Located at the Australian Defence Force Academy, Minister Payne said the creation of the fellowship supports the Department of Defence's active participation in the women, peace and security agenda.
"This honorary fellowship will provide teaching, research and mentoring to UNSW Canberra in order to transfer knowledge and where appropriate, practice into mainstream academic courses," Minister Payne said.
"This is a pragmatic whole-of-enterprise approach. I intend for this fellowship to fast-track the incorporation of Defence's learning from various deployments into the academy's civil and military education and training programs; and to transfer the latest research findings of the university's faculty back into Defence for refinements into deployable capability. The objective is to make the whole-of-Defence approach to women, peace and security a 'business as usual' capability enhancer."
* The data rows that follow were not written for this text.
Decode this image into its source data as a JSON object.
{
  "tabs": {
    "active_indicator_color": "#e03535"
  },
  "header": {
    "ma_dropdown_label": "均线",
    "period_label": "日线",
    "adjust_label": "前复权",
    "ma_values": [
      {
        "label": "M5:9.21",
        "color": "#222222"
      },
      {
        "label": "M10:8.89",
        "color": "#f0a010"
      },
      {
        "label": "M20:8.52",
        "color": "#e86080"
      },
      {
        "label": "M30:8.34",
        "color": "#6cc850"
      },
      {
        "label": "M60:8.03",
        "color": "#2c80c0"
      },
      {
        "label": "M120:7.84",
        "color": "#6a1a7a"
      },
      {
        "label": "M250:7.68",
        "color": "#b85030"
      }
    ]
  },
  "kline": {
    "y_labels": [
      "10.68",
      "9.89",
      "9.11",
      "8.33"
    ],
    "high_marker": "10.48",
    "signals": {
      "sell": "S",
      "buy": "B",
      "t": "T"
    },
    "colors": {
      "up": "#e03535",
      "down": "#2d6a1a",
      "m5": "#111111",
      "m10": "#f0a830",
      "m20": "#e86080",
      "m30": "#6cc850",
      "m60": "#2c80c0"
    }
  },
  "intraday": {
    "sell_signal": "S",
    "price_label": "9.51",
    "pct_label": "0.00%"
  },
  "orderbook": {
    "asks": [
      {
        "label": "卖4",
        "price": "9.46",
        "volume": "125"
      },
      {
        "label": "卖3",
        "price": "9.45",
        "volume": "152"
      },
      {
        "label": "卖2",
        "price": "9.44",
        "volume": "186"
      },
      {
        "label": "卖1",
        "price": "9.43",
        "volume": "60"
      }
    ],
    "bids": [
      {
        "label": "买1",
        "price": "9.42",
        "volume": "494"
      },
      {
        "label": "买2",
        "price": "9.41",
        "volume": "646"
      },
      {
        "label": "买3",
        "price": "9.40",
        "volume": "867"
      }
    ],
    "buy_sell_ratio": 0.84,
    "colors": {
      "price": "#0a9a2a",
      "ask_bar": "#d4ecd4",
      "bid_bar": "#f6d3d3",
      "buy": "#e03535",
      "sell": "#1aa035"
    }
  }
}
The fellowship, which will be open to Defence civilian and military applicants, supports Defence’s commitment to implementing the National Action Plan for Women, Peace and Security.
Minister Payne announced the fellowship at an event in Canberra where she spoke of her positive experiences working with women in Defence and national security.
"No matter where I go, no matter what I do in this job, I meet the most extraordinary women working in national security," she said
New Department of Foreign Affairs and Trade secretary Frances Adamson also spoke at the event and labelled the Australian government's efforts at including women in Defence and national security roles as "not good enough".
"To me it is simply not good enough that there are two female ministers at the national security committee of cabinet. It is simply not good enough that there is only one female secretary who serves in a permanent role on the secretaries committee of national security," Adamson said, singling out Minister Payne as one of the only two women serving on the committee.